Schachter: I have to tell you, I was fully prepared to just make a complete joke out of this book, but the fact is, whether or not you can cook these meals, the book is absolutely stunning.
Nilsson: That’s very nice of you. Thank you.
Schachter: But who is the book for then? I mean some of the other celebrity chefs, Jamie Oliver comes to mind, make food that they hope people will go out and make. They will get the book on Tuesday and make the dinners on Wednesday. That’s not going to happen with your book.
Nilsson: No, and that’s probably not the idea. From my part, the idea is that to write and produce this book and have people read it. It’s all about sort of explaining the context of my restaurant.
Schachter: Your restaurant, Faviken?
Nilsson: Yeah, exactly. For people who haven’t got the same cultural background as I have, to kind of explain why it makes sense what we do up there.
Schachter: Yeah, I’m looking through the book now and, as I said, it’s very beautiful, very interesting, but a bit hard to understand, this kind of food. Tell me about what it is you do up there.
Nilsson: So I think that like actually if you look at every chef everywhere, the most important that everyone makes in a kitchen is to try to make the most out of whatever possibilities and difficulties you have in your situation, in your surrounding.
Schachter: Local food you mean?
Nilsson: No, not necessarily, but you have to make the most out of whatever you have. Now, for us, that’s local food. We live in the countryside in the northern parts of Sweden and that’s something that works for us, it makes sense, but if you’re in a city, it might be something else, so . . .
Schachter: The restaurant seats about twelve people. It’s very hard to get to. There’s a great story at the beginning of the cookbook from a travel writer about him getting there. It sounds like quite the trek. Is this sort of one of those restaurants out of James Bond or something where diners pay a thousand dollars each, all twelve of them, and get this fantastic meal?
Nilsson: They don’t pay quite a thousand dollars each, but it’s definitely a costly restaurant, and it has to be because it costs a lot of money to get those products in and to be able to prepare them the way we do.
Schachter: Now, Magnus, yesterday, we asked listeners to send in questions to ask you and I’d like to read you a few if you don’t mind.
Nilsson: Yeah, sure. Go ahead.
Schachter: OK. What time of year is best to visit Faviken?
Nilsson: Well, it depends kind of on what you like.
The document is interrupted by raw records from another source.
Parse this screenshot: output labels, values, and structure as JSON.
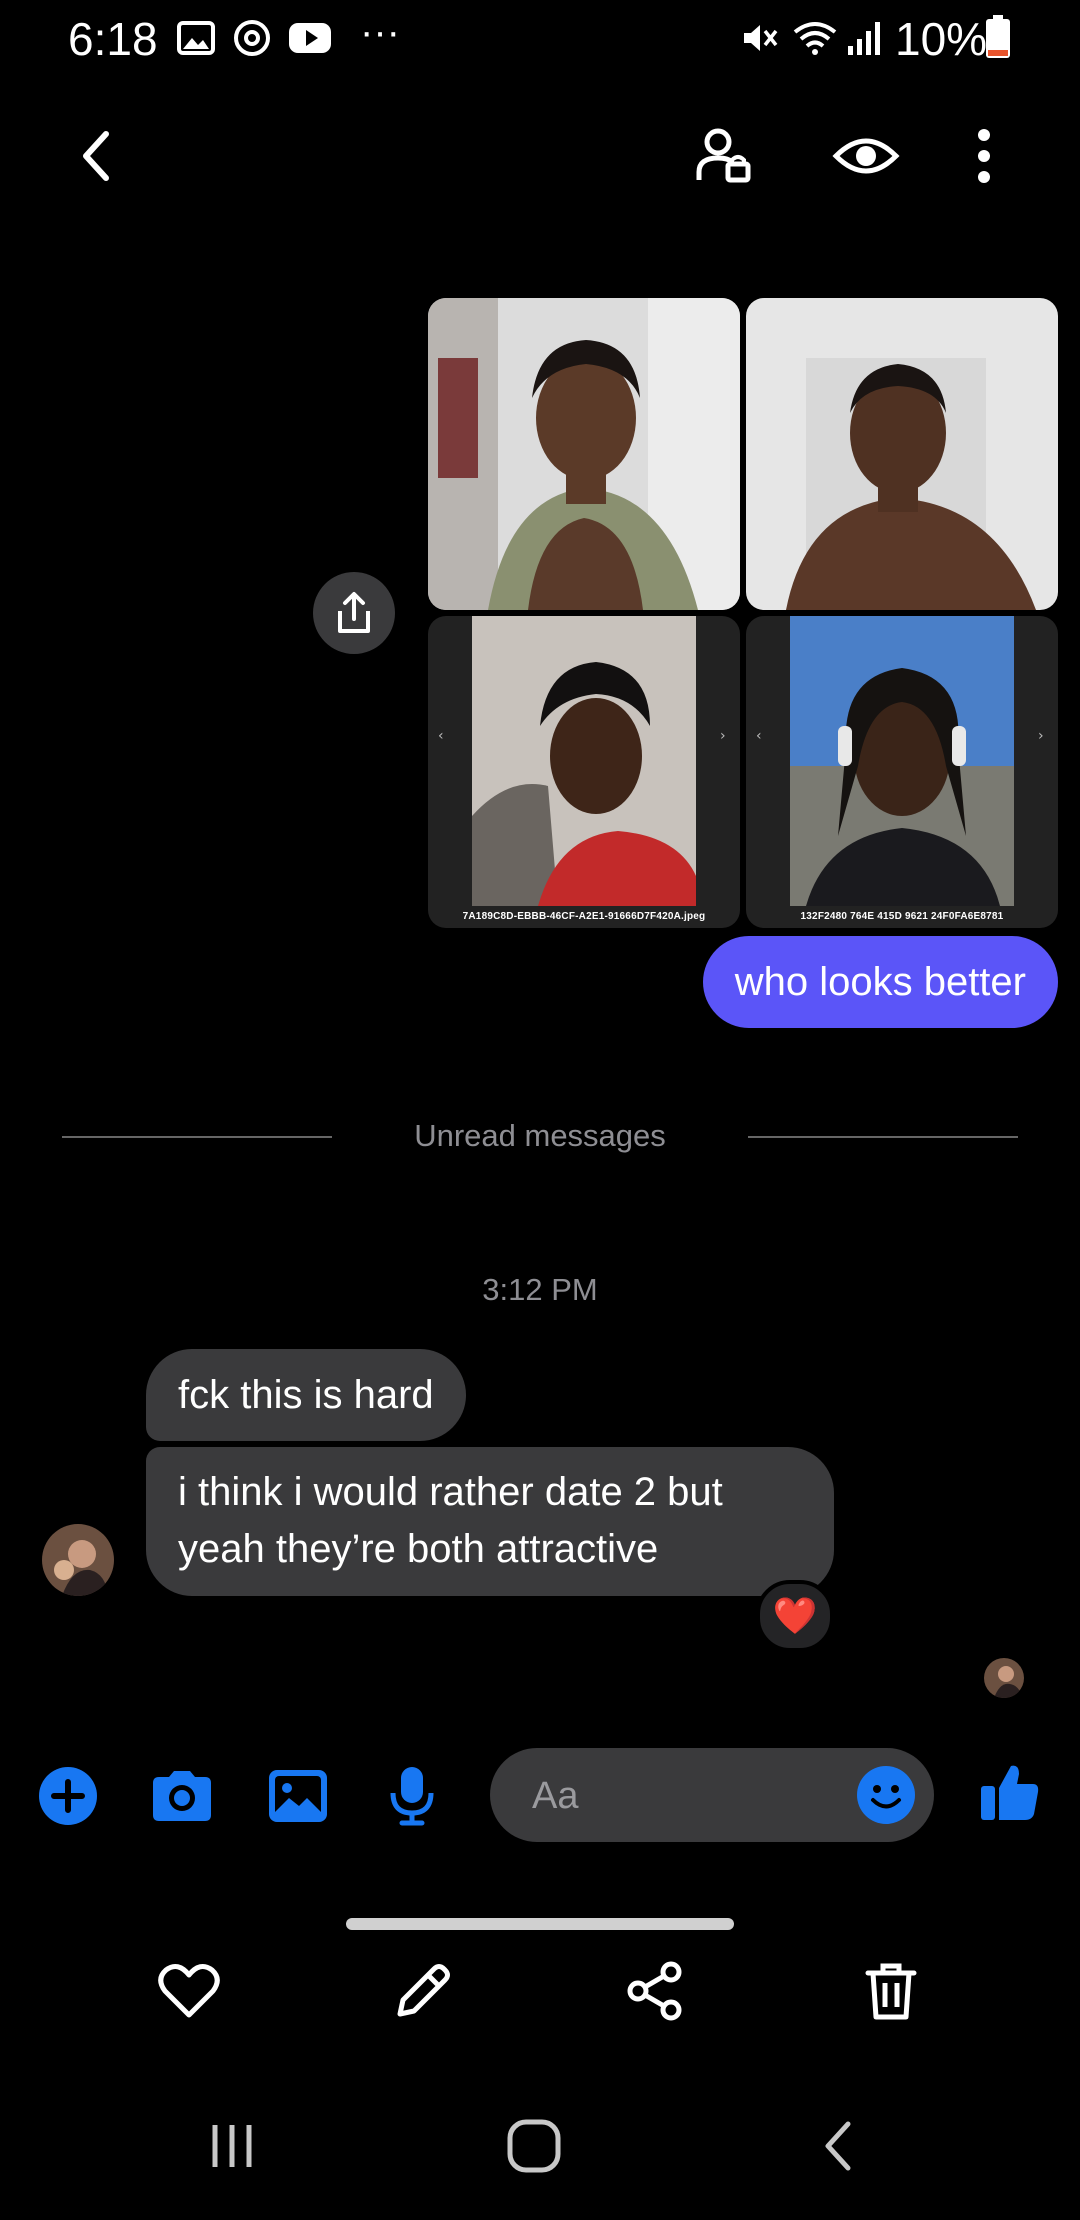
{
  "status_bar": {
    "time": "6:18",
    "battery": "10%",
    "more": "···",
    "icons": [
      "gallery-icon",
      "sync-icon",
      "youtube-icon",
      "mute-icon",
      "wifi-icon",
      "signal-icon",
      "battery-icon"
    ]
  },
  "header": {
    "icons": [
      "back-icon",
      "profile-icon",
      "eye-icon",
      "more-vertical-icon"
    ]
  },
  "photos": [
    {
      "caption": ""
    },
    {
      "caption": ""
    },
    {
      "caption": "7A189C8D-EBBB-46CF-A2E1-91666D7F420A.jpeg"
    },
    {
      "caption": "132F2480 764E 415D 9621 24F0FA6E8781"
    }
  ],
  "messages": {
    "outgoing_text": "who looks better",
    "unread_label": "Unread messages",
    "timestamp": "3:12 PM",
    "incoming_1": "fck this is hard",
    "incoming_2": "i think i would rather date 2 but yeah they’re both attractive",
    "reaction": "❤️"
  },
  "composer": {
    "placeholder": "Aa",
    "icons": [
      "plus-icon",
      "camera-icon",
      "gallery-icon",
      "microphone-icon",
      "emoji-icon",
      "thumbs-up-icon"
    ]
  },
  "actions": {
    "icons": [
      "heart-icon",
      "edit-icon",
      "share-icon",
      "trash-icon"
    ]
  },
  "nav": {
    "icons": [
      "recents-icon",
      "home-icon",
      "back-icon"
    ]
  },
  "colors": {
    "outgoing_bubble": "#5b55f8",
    "incoming_bubble": "#3a3a3c",
    "accent": "#1877f2"
  }
}
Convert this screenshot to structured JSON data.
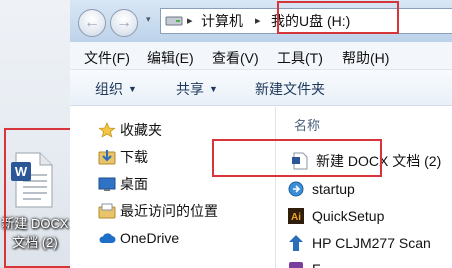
{
  "desktop": {
    "file_label_line1": "新建 DOCX",
    "file_label_line2": "文档 (2)",
    "file_icon_letter": "W"
  },
  "explorer": {
    "nav": {
      "back_glyph": "←",
      "forward_glyph": "→",
      "dropdown_glyph": "▾"
    },
    "address": {
      "sep1": "▸",
      "computer": "计算机",
      "sep2": "▸",
      "drive": "我的U盘 (H:)"
    },
    "menu": {
      "file": "文件(F)",
      "edit": "编辑(E)",
      "view": "查看(V)",
      "tools": "工具(T)",
      "help": "帮助(H)"
    },
    "toolbar": {
      "organize": "组织",
      "share": "共享",
      "new_folder": "新建文件夹",
      "caret": "▼"
    },
    "navpane": {
      "favorites": "收藏夹",
      "downloads": "下载",
      "desktop": "桌面",
      "recent": "最近访问的位置",
      "onedrive": "OneDrive"
    },
    "content": {
      "column_name": "名称",
      "files": [
        {
          "name": "新建 DOCX 文档 (2)",
          "icon": "doc-icon"
        },
        {
          "name": "startup",
          "icon": "startup-icon"
        },
        {
          "name": "QuickSetup",
          "icon": "ai-icon"
        },
        {
          "name": "HP CLJM277 Scan",
          "icon": "hp-arrow-icon"
        },
        {
          "name": "F",
          "icon": "generic-icon"
        }
      ]
    }
  },
  "colors": {
    "highlight": "#d8353b",
    "word_blue": "#2b5797"
  }
}
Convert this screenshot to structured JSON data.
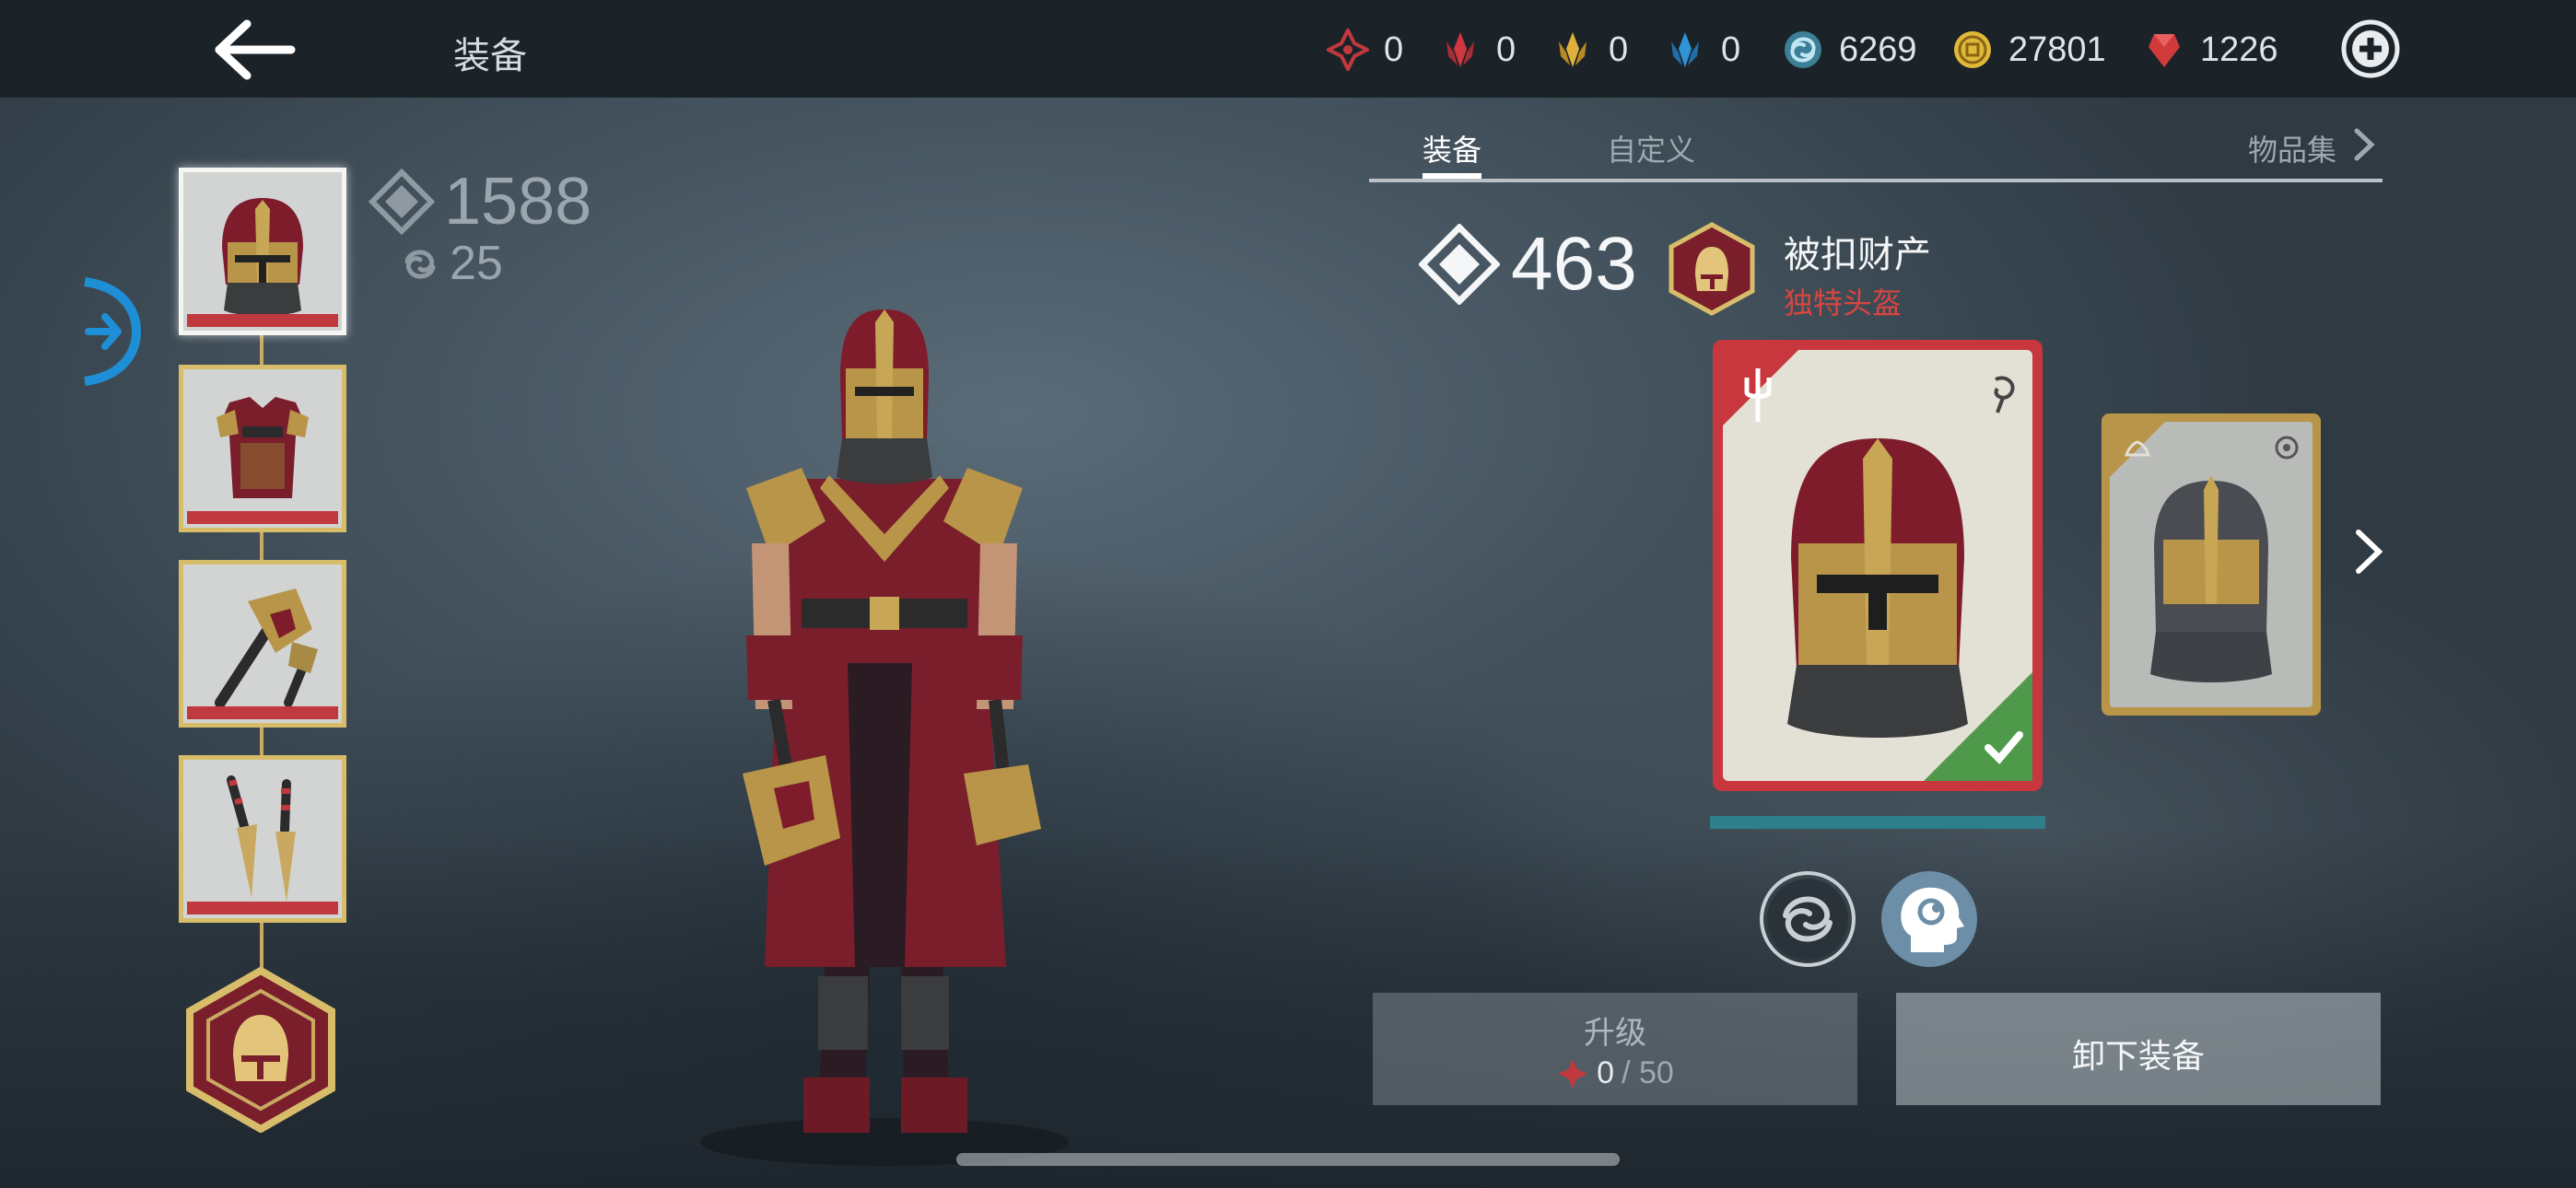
{
  "header": {
    "back_icon": "back-arrow-icon",
    "title": "装备",
    "currencies": [
      {
        "name": "red-star-shard",
        "icon": "red-star-icon",
        "value": "0",
        "color": "#c0393f"
      },
      {
        "name": "red-crystal",
        "icon": "red-crystal-icon",
        "value": "0",
        "color": "#c0393f"
      },
      {
        "name": "gold-crystal",
        "icon": "gold-crystal-icon",
        "value": "0",
        "color": "#d7a83a"
      },
      {
        "name": "blue-crystal",
        "icon": "blue-crystal-icon",
        "value": "0",
        "color": "#2f93d6"
      },
      {
        "name": "spiral-energy",
        "icon": "spiral-icon",
        "value": "6269",
        "color": "#7fc6e0"
      },
      {
        "name": "gold-coin",
        "icon": "coin-icon",
        "value": "27801",
        "color": "#e0b83a"
      },
      {
        "name": "ruby-gem",
        "icon": "ruby-icon",
        "value": "1226",
        "color": "#d13a3a"
      }
    ],
    "plus_icon": "plus-circle-icon"
  },
  "left": {
    "gear_score": "1588",
    "sub_stat": "25",
    "slots": [
      {
        "name": "helmet",
        "active": true
      },
      {
        "name": "armor",
        "active": false
      },
      {
        "name": "weapon",
        "active": false
      },
      {
        "name": "ranged",
        "active": false
      }
    ],
    "badge_icon": "helmet-badge-icon",
    "expand_icon": "expand-arrow-icon"
  },
  "right": {
    "tabs": {
      "equipment": "装备",
      "custom": "自定义",
      "collection": "物品集"
    },
    "item": {
      "gear_score": "463",
      "name": "被扣财产",
      "type": "独特头盔",
      "type_color": "#d9463f"
    },
    "upgrade": {
      "label": "升级",
      "have": "0",
      "need": "/ 50"
    },
    "unequip_label": "卸下装备"
  }
}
Summer is probably the time of the year when we’re most like most other restaurants and there’s a lot of fresh vegetables, for example, there’s a lot of thing straight from the garden. Autumn, there’s a lot of game birds, mushrooms, things like that. Winter is quite particular because everything we serve in terms of vegetables then has been stored or prepared in some way to keep. And then in Spring there’s a lot of foraged food, so it depends on what you like.
Schachter: That is celebrity chef, Magnus Nilsson, voted by some one of the top ten chefs in Europe. His restaurant, Faviken, one of the fifty best restaurants in the world according to the Wall Street Journal I believe it was. Congratulations. Thank you for joining us.
Nilsson: Thank you for having me.
Schachter: And in about ten days now my cow’s femur might be ready and maybe I can try a recipe from your book.
Nilsson: Give me a call and tell me how the cow’s femur turned out.